Introduction to Bradford, West Yorkshire, England
Bradford, a historic city nestled in the heart of West Yorkshire, England, is a place of rich industrial heritage, diverse culture, and stunning natural landscapes. Known for its textile industry history, Bradford has evolved into a vibrant and culturally diverse city with a strong sense of community. This comprehensive 2,500-word overview will delve deep into Bradford’s geographical location, historical roots, cultural contributions, economy, tourism, and much more.
Bradford is located in West Yorkshire, within the northern region of England, United Kingdom. Its geographical coordinates are approximately between 53.7957 degrees North latitude and 1.7592 degrees West longitude. The city lies in the foothills of the Pennines, a picturesque range of hills and mountains, which adds to its scenic beauty.
Size and Population
As of my last knowledge update in September 2021, Bradford covers an area of approximately 365.8 square kilometers (141.3 square miles) within its metropolitan district. The city itself is the sixth-largest in England by population, with over 500,000 residents.
Bradford is divided into various neighborhoods, suburbs, and districts, each with its unique character and history. These divisions contribute to the city’s cultural diversity and dynamic social fabric.
Bradford’s history is closely tied to the textile industry and cultural diversity:
Industrial Revolution: The city played a pivotal role during the Industrial Revolution, particularly in the woolen textile industry. Mills and factories dotted the landscape, earning it the nickname “Wool City.”
Cultural Diversity: Bradford has a long history of immigration, with waves of Irish, German, Jewish, and South Asian communities settling in the city. This diversity has shaped its cultural landscape.
World Heritage Site: Saltaire, a model industrial village near Bradford, is a UNESCO World Heritage Site known for its well-preserved Victorian architecture and textile heritage.
Economy and Industries
Bradford’s economy has diversified over the years, while still retaining elements of its industrial past:
Manufacturing: While the textile industry has diminished, manufacturing remains a part of the economy, with companies producing chemicals, machinery, and electronics.
Finance and Services: The city has a growing financial sector, including banking and insurance, and serves as a regional center for commerce.
Retail: Bradford offers a range of shopping experiences, from historic markets to modern shopping centers.
Bradford offers a blend of historical and cultural attractions for visitors:
Brontë Country: The nearby village of Haworth is famous as the home of the Brontë sisters, authors of classics like “Jane Eyre” and “Wuthering Heights.”
Museums and Galleries: The National Science and Media Museum, Cartwright Hall Art Gallery, and Bradford Industrial Museum are notable cultural institutions.
Countryside: Bradford is surrounded by stunning countryside, including the Yorkshire Dales and Brontë Country, which offer opportunities for hiking, cycling, and outdoor adventures.

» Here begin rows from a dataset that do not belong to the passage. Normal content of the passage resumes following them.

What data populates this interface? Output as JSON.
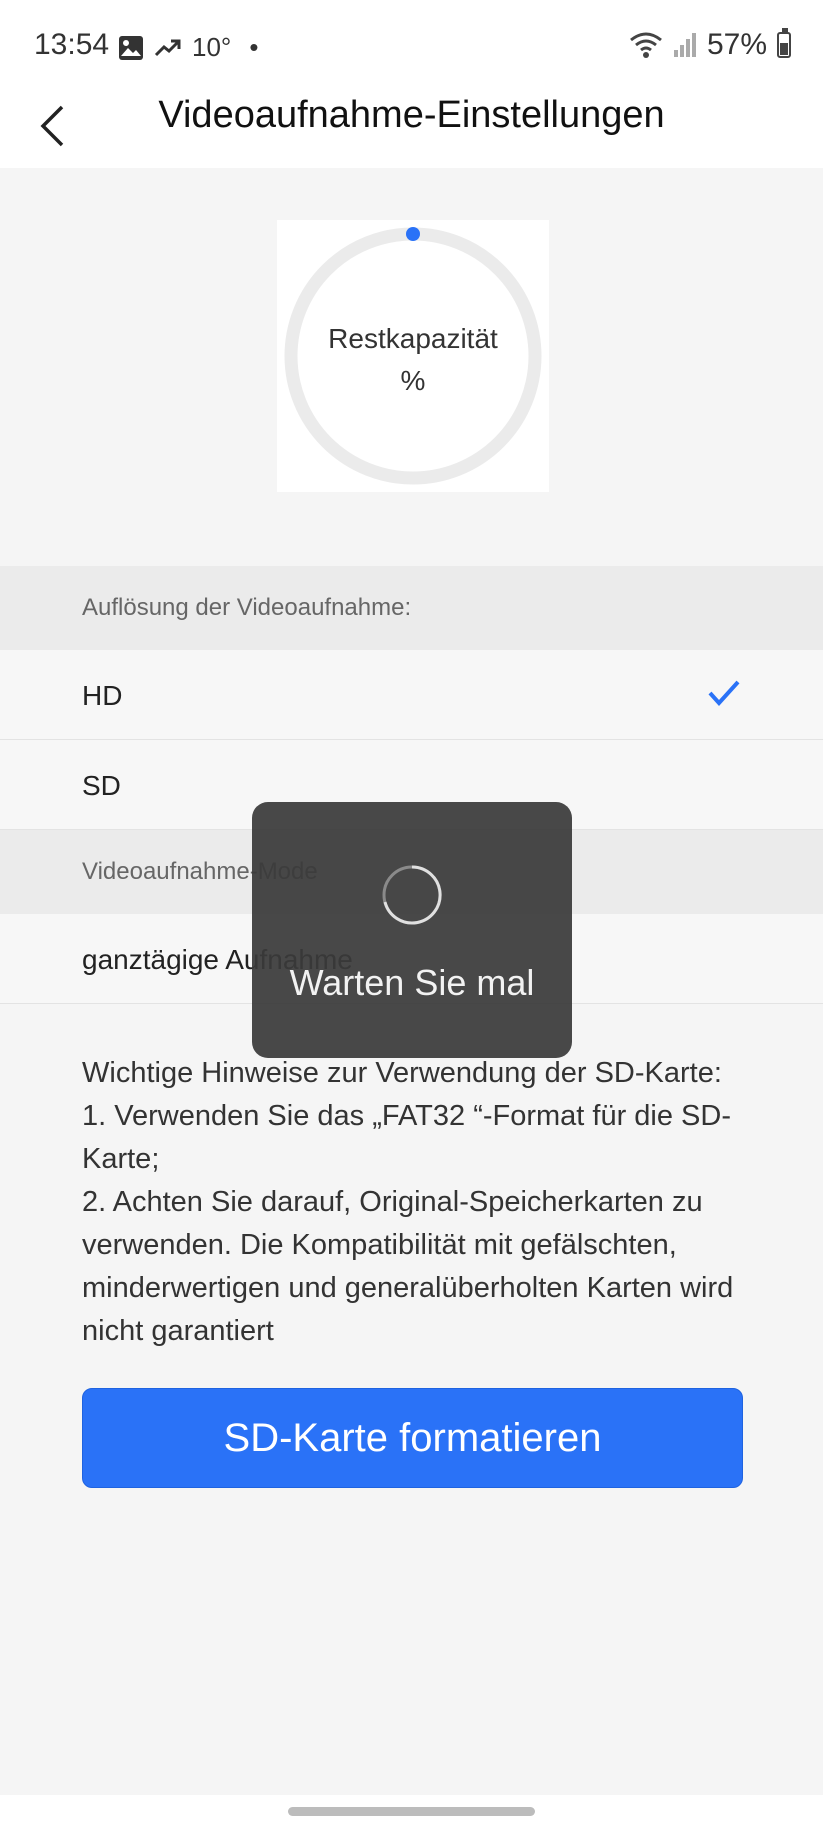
{
  "status_bar": {
    "time": "13:54",
    "temperature": "10°",
    "dot": "•",
    "battery": "57%",
    "icons": [
      "gallery-icon",
      "trending-icon",
      "wifi-icon",
      "signal-icon",
      "battery-icon"
    ]
  },
  "header": {
    "title": "Videoaufnahme-Einstellungen",
    "back_icon": "chevron-left-icon"
  },
  "capacity": {
    "label": "Restkapazität",
    "value_text": "%",
    "fill_fraction": 0.0
  },
  "resolution_section": {
    "header": "Auflösung der Videoaufnahme:",
    "options": [
      {
        "label": "HD",
        "selected": true
      },
      {
        "label": "SD",
        "selected": false
      }
    ]
  },
  "mode_section": {
    "header": "Videoaufnahme-Mode",
    "value": "ganztägige Aufnahme"
  },
  "notes": {
    "line1": "Wichtige Hinweise zur Verwendung der SD-Karte:",
    "line2": "1. Verwenden Sie das „FAT32 “-Format für die SD-Karte;",
    "line3": "2. Achten Sie darauf, Original-Speicherkarten zu verwenden. Die Kompatibilität mit gefälschten, minderwertigen und generalüberholten Karten wird nicht garantiert"
  },
  "format_button": {
    "label": "SD-Karte formatieren"
  },
  "loading": {
    "text": "Warten Sie mal"
  },
  "colors": {
    "accent": "#2a72f7",
    "ring_track": "#ebebeb",
    "toast_bg": "#3a3a3a"
  }
}
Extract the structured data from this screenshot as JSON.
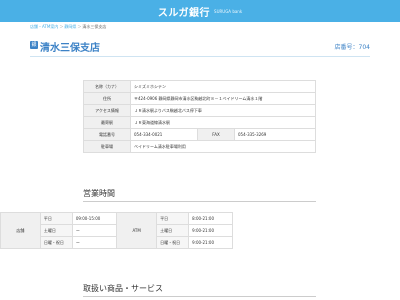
{
  "header": {
    "brand": "スルガ銀行",
    "brand_sub": "SURUGA bank"
  },
  "breadcrumb": {
    "items": [
      "店舗・ATM案内",
      "静岡県"
    ],
    "current": "清水三保支店"
  },
  "title": {
    "icon": "銀",
    "name": "清水三保支店",
    "store_no": "店番号：704"
  },
  "info": {
    "rows": [
      {
        "label": "名称（カナ）",
        "value": "シミズミホシテン"
      },
      {
        "label": "住所",
        "value": "〒424-0906 静岡県静岡市清水区駒越北町８－１ベイドリーム清水１階"
      },
      {
        "label": "アクセス情報",
        "value": "ＪＲ清水駅よりバス駒越北バス停下車"
      },
      {
        "label": "最寄駅",
        "value": "ＪＲ東海道線清水駅"
      }
    ],
    "phone_label": "電話番号",
    "phone": "054-334-0021",
    "fax_label": "FAX",
    "fax": "054-335-3269",
    "parking_label": "駐車場",
    "parking": "ベイドリーム清水駐車場利用"
  },
  "hours": {
    "title": "営業時間",
    "store_label": "店舗",
    "atm_label": "ATM",
    "rows": [
      {
        "day": "平日",
        "store": "09:00-15:00",
        "atm": "8:00-21:00"
      },
      {
        "day": "土曜日",
        "store": "ー",
        "atm": "9:00-21:00"
      },
      {
        "day": "日曜・祝日",
        "store": "ー",
        "atm": "9:00-21:00"
      }
    ]
  },
  "services": {
    "title": "取扱い商品・サービス"
  },
  "colors": {
    "header": "#4ab0e6",
    "accent": "#3c82c6"
  }
}
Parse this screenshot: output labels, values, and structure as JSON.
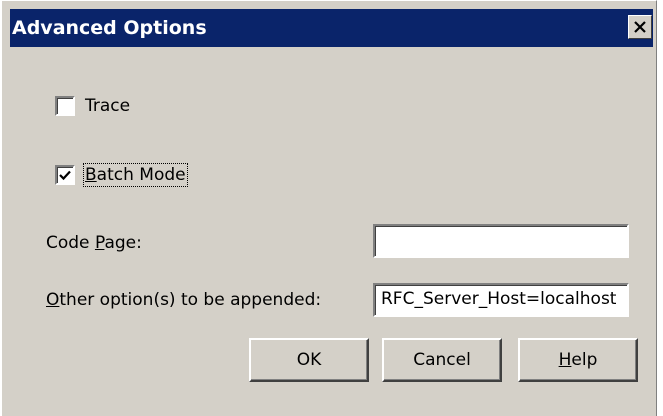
{
  "window": {
    "title": "Advanced Options",
    "close_icon": "close-icon"
  },
  "options": {
    "trace": {
      "label": "Trace",
      "checked": false
    },
    "batch_mode": {
      "label_prefix": "B",
      "label_rest": "atch Mode",
      "checked": true
    }
  },
  "fields": {
    "code_page": {
      "label_prefix": "Code ",
      "label_mnemonic": "P",
      "label_rest": "age:",
      "value": ""
    },
    "other_options": {
      "label_mnemonic": "O",
      "label_rest": "ther option(s) to be appended:",
      "value": "RFC_Server_Host=localhost"
    }
  },
  "buttons": {
    "ok_label": "OK",
    "cancel_label": "Cancel",
    "help_mnemonic": "H",
    "help_rest": "elp"
  },
  "colors": {
    "titlebar": "#0a246a",
    "dialog_face": "#d4d0c8"
  }
}
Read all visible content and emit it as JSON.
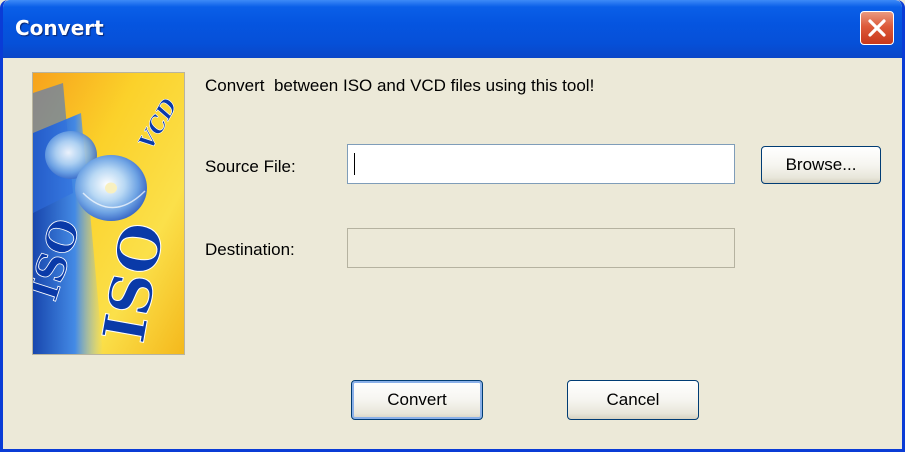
{
  "window": {
    "title": "Convert"
  },
  "logo": {
    "text_iso_large": "ISO",
    "text_iso_small": "ISO",
    "text_vcd": "VCD"
  },
  "main": {
    "description": "Convert  between ISO and VCD files using this tool!",
    "source_label": "Source File:",
    "source_value": "",
    "destination_label": "Destination:",
    "destination_value": ""
  },
  "buttons": {
    "browse": "Browse...",
    "convert": "Convert",
    "cancel": "Cancel"
  },
  "colors": {
    "titlebar": "#0555e0",
    "dialog_bg": "#ece9d8",
    "close_button": "#dd5a3a",
    "logo_yellow": "#f8cc20",
    "logo_blue": "#1a5fd0"
  }
}
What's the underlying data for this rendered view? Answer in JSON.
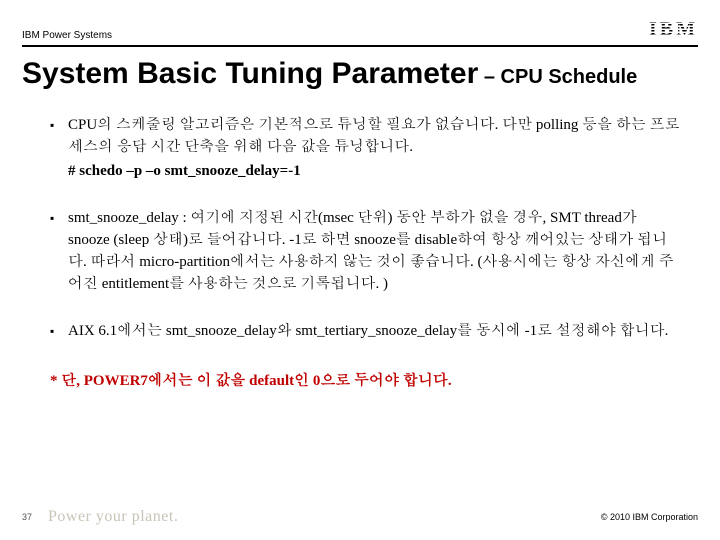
{
  "header": {
    "product_line": "IBM Power Systems",
    "logo_text": "IBM"
  },
  "title": {
    "main": "System Basic Tuning Parameter",
    "sub": " – CPU Schedule"
  },
  "bullets": [
    {
      "text": "CPU의 스케줄링 알고리즘은 기본적으로 튜닝할 필요가 없습니다.  다만 polling 등을 하는 프로세스의 응답 시간 단축을 위해 다음 값을 튜닝합니다.",
      "command": "# schedo –p –o smt_snooze_delay=-1"
    },
    {
      "text": "smt_snooze_delay : 여기에 지정된 시간(msec 단위) 동안 부하가 없을 경우, SMT thread가 snooze (sleep 상태)로 들어갑니다.  -1로 하면 snooze를 disable하여 항상 깨어있는 상태가 됩니다.  따라서 micro-partition에서는 사용하지 않는 것이 좋습니다. (사용시에는 항상 자신에게 주어진 entitlement를 사용하는 것으로 기록됩니다. )"
    },
    {
      "text": "AIX 6.1에서는 smt_snooze_delay와 smt_tertiary_snooze_delay를 동시에 -1로 설정해야 합니다."
    }
  ],
  "warning": "* 단, POWER7에서는 이 값을 default인 0으로 두어야 합니다.",
  "footer": {
    "page": "37",
    "tagline": "Power your planet.",
    "copyright": "© 2010 IBM Corporation"
  }
}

Festivals: The city hosts various cultural events and festivals throughout the year, celebrating music, film, and literature.
Bradford attracts tourists interested in its industrial heritage, literary connections, and scenic landscapes.
Events like the Bradford Literature Festival and the Ilkley Literature Festival draw visitors who appreciate literary arts.
Bradford’s cultural scene reflects its diversity and artistic contributions:
Music and Performing Arts: The city hosts music festivals, theater productions, and live performances, showcasing local and international talent.
Cultural Festivals: Bradford’s diverse population is celebrated through cultural festivals that highlight food, music, and traditions from around the world.
Literary Heritage: The city has strong ties to literature, including the works of the Brontë sisters and modern-day authors.
Bradford’s culinary landscape is a testament to its multicultural population:
Curry Capital: Bradford is known as the “Curry Capital of the UK,” with a thriving South Asian restaurant scene.
Local Dishes: Traditional Yorkshire dishes, such as Yorkshire pudding and parkin, are enjoyed alongside international cuisine.
Markets: The city’s markets offer a wide range of fresh produce, street food, and international ingredients.
English is the predominant language spoken in Bradford. However, due to its multicultural nature, you may hear a variety of languages spoken throughout the city.
Bradford has a well-connected transportation network:
Public Transit: West Yorkshire Metro provides bus and train services within the city and the wider West Yorkshire region.
Rail Travel: Bradford Interchange and Bradford Forster Square are major railway stations, providing connections to Leeds, Manchester, and other cities.
Roadways: The city is accessible via the M62 and M606 motorways, connecting it to the broader national road network.
Bradford, with its rich industrial history, cultural diversity, and stunning natural surroundings, is a city that continues to evolve while preserving its heritage. Whether you’re exploring its industrial past, appreciating its cultural contributions, or enjoying the scenic beauty of the surrounding countryside, Bradford invites you to discover its unique blend of tradition and progress in the heart of West Yorkshire, England.